EXERCISE OBJECTIVE: Each line of the entries below that includes "Access" belongs in your answer.

(Web page and app entries)
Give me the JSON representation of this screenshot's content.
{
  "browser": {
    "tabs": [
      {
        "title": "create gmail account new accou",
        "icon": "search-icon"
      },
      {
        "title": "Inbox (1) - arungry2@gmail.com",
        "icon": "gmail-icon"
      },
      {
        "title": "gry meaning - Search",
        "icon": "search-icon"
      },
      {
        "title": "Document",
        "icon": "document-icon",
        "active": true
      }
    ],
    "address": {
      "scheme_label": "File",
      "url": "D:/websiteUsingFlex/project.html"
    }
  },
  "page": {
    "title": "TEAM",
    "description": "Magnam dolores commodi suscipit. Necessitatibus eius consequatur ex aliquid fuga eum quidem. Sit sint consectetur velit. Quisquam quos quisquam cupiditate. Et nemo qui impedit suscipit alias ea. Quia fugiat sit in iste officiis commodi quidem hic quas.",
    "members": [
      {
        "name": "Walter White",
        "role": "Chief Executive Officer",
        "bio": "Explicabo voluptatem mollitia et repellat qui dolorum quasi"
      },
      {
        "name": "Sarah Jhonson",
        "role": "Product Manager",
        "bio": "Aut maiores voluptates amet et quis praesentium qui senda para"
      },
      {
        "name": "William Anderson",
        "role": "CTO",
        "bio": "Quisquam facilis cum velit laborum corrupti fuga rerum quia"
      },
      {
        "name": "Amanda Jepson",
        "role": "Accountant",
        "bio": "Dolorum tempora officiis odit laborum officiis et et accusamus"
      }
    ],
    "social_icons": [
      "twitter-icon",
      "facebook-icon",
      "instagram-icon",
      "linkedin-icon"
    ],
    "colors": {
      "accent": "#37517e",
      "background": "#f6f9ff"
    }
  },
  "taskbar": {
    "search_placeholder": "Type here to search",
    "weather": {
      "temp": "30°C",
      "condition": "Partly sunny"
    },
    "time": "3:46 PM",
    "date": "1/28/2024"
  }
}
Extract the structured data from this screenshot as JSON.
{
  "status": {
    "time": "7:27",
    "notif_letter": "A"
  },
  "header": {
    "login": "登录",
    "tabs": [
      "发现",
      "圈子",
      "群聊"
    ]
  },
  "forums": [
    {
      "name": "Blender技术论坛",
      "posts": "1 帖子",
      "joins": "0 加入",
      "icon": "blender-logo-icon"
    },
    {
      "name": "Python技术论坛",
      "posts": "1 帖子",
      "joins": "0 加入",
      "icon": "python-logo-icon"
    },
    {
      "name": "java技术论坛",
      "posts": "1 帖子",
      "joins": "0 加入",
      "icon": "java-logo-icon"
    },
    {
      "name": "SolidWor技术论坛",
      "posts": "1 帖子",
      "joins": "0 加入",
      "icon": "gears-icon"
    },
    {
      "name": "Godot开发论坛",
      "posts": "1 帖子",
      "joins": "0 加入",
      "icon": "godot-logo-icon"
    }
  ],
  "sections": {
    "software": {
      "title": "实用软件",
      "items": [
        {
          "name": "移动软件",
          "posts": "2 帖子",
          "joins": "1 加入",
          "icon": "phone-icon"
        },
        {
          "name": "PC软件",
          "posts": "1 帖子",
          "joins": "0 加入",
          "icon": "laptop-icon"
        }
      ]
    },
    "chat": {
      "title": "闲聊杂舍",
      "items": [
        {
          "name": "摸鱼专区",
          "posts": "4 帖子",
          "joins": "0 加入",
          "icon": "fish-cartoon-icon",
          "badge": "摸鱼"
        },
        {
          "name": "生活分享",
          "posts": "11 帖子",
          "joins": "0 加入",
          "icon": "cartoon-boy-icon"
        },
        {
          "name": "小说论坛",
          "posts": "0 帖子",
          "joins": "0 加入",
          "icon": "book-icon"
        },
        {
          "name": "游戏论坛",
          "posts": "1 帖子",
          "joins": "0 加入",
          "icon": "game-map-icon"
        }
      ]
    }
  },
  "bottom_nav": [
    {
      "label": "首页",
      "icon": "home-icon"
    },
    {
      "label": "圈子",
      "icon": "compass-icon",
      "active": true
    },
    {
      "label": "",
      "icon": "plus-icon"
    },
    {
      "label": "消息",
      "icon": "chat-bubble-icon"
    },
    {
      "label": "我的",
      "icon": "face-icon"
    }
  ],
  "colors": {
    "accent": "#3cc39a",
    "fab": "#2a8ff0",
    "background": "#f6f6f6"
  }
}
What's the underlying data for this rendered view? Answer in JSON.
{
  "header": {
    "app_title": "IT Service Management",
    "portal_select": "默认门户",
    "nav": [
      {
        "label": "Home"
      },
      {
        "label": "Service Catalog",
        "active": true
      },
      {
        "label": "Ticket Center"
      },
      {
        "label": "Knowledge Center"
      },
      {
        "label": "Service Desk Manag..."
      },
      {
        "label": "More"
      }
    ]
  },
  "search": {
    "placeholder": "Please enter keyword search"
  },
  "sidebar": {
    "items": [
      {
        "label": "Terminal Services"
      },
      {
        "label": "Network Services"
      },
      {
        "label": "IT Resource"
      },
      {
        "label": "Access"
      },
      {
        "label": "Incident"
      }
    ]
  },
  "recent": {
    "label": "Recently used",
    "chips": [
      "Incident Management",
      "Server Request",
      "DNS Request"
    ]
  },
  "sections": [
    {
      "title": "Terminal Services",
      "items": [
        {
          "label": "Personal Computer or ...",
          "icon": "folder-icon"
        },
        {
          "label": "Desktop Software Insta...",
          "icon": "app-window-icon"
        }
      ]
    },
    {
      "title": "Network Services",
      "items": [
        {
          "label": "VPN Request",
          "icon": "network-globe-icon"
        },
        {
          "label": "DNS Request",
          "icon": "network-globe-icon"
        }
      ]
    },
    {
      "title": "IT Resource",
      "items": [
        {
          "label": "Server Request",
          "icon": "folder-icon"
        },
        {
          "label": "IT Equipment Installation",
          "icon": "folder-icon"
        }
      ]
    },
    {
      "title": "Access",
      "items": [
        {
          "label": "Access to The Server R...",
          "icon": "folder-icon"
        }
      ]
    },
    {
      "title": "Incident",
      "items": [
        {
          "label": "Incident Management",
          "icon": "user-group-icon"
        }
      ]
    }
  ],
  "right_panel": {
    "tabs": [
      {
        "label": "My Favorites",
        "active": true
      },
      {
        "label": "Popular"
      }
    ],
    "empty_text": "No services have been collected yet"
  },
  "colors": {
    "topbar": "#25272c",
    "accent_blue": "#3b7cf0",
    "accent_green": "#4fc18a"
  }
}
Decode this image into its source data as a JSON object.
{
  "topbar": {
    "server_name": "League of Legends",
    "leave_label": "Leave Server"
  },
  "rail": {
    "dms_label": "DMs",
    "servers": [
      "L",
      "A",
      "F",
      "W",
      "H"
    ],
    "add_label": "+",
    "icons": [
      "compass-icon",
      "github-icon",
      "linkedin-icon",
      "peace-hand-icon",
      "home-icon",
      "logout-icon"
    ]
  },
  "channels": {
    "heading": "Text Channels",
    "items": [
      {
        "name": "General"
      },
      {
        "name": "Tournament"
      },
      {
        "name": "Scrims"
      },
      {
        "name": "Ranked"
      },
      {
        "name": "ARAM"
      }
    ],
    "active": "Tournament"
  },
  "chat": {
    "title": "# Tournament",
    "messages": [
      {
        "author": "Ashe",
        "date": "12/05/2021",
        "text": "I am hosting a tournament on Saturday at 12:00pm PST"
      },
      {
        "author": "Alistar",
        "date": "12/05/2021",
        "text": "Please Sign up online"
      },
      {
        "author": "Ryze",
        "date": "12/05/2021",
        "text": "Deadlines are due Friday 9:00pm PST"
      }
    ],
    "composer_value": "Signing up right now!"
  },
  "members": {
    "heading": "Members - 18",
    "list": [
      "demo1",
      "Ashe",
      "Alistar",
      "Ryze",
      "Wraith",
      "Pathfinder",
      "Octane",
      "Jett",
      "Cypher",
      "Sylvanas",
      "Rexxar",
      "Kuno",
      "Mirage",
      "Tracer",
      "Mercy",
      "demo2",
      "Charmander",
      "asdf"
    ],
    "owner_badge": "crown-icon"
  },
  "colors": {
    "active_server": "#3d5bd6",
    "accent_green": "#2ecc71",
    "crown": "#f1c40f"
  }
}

ANSWER SECTION:
        "label": "Access"
      "title": "Access",
          "label": "Access to The Server R...",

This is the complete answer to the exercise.